Acute lower respiratory tract infections (LRTIs) include community-acquired pneumonia (CAP), acute bronchitis, and acute exacerbation of chronic obstructive pulmonary disease (AECOPD). LRTIs are primarily caused by viral or bacterial pathogens.
Procalcitonin (PCT) is a host response biomarker that is sensitive and specific to bacterial infection.2 In patients with suspected or confirmed LRTI, PCT can help to differentiate bacterial infection from other potential causes and aid in decision-making around the initiation and duration of antibiotic therapy.
The overuse and misuse of antibiotics—such as in cases where the infection is viral, or the clinical conditions are due to non-infectious causes—lowers their efficacy and promotes the spread of resistant bacteria.
It is important to measure PCT levels at the first suspicion of infection to assess the likelihood of bacterial infection and need for antibiotic therapy. This will also help to determine severity of illness and risk for further progression of disease. Monitoring PCT levels helps to determine adequacy of source control and to early detect therapeutic failure.
Paired with clinical assessment, B·R·A·H·M·S PCT™ is the only FDA-cleared PCT and CE-certified assay to aid in decisions about initiating and/or discontinuing antibiotic therapy for patients with suspected or confirmed LRTI.5
*PCT levels below 0.25 µg/L do not exclude an infection, because localized infections (without systemic signs) may also be associated with such low levels. In addition, if the PCT measurement is done very early after the systemic infection process has started (usually <6 hours), values may still be low.The PCT reference ranges are valuable guidelines for the clinician but they should always be interpreted in the context of the patient’s clinical condition.
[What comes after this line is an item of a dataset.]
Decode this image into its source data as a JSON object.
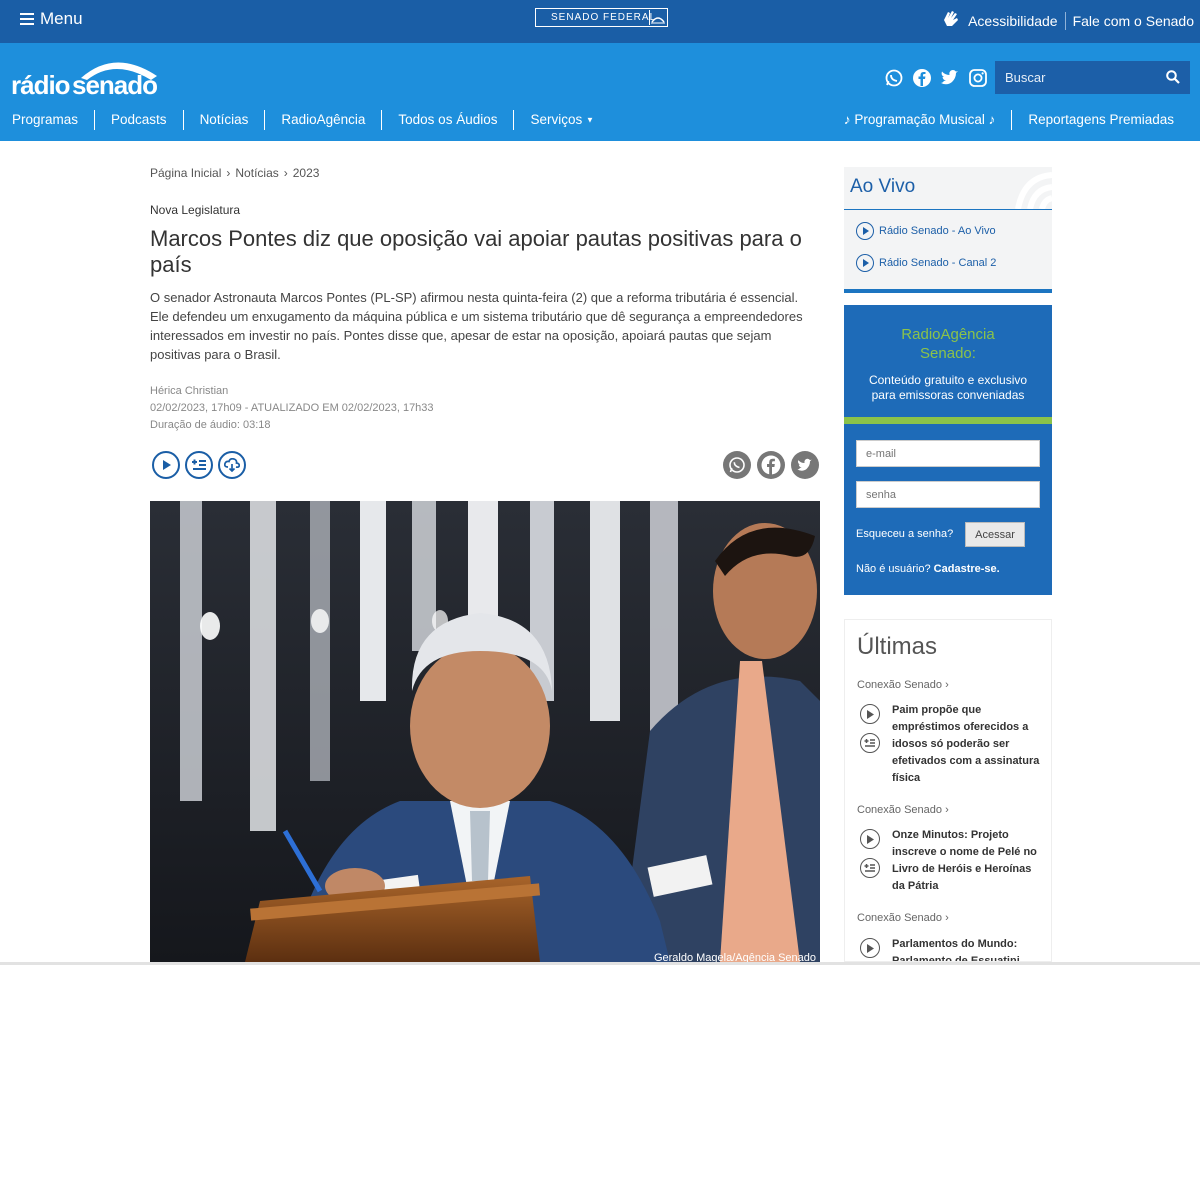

Antibiotic treatment should be started or continued on suspicion of infection, particularly in high-risk patients.
*PCT values may be elevated in certain conditions [link to Understanding PCT anchor “Important considerations when interpreting PCT results”] independent of bacterial infection.Decisions regarding antibiotic therapy should NOT be based solely on procalcitonin concentrations.23
PCT has been shown to reduce antibiotic prescription rates and duration in LRTI. In the multicentric, randomized controlled, interventional ProHosp trial (n=1359), antibiotic duration and antibiotic prescription rates were significantly reduced in the PCT group in comparison to the standard-of-care group for community-acquired pneumonia (CAP) (n=925), acute exacerbations of COPD (n=228), and bronchitis (n=151), resulting in an overall reduction of antibiotic exposure by 34.8% versus standard-of-care.1
In section XXIV: Should discontinuation of antibiotic therapy be based upon PCT levels plus clinical criteria or clinical criteria alone in patients with HAP/VAP?15
Recommendation: For patients with HAP/VAP, we suggest using PCT levels plus clinical criteria to guide the discontinuation of antibiotic therapy, rather than clinical criteria alone.15
The WHO recognizes that in vitro diagnostics (IVDs) are essential for advancing universal health coverage, addressing health emergencies, and promoting healthier populations, which are the three strategic priorities of the Thirteenth WHO General Programme of Work, 2019-2023.17
Recommendation: PCT to guide antibiotic therapy or discontinuation in sepsis and lower respiratory tract infection (for use only in tertiary care facilities and above)17
Recommendation: Assessment of PCT levels may be considered in patients with acute heart failure with suspected coexisting infection, particularly for the differential diagnosis of pneumonia and to guide antibiotic therapy, if considered.18,19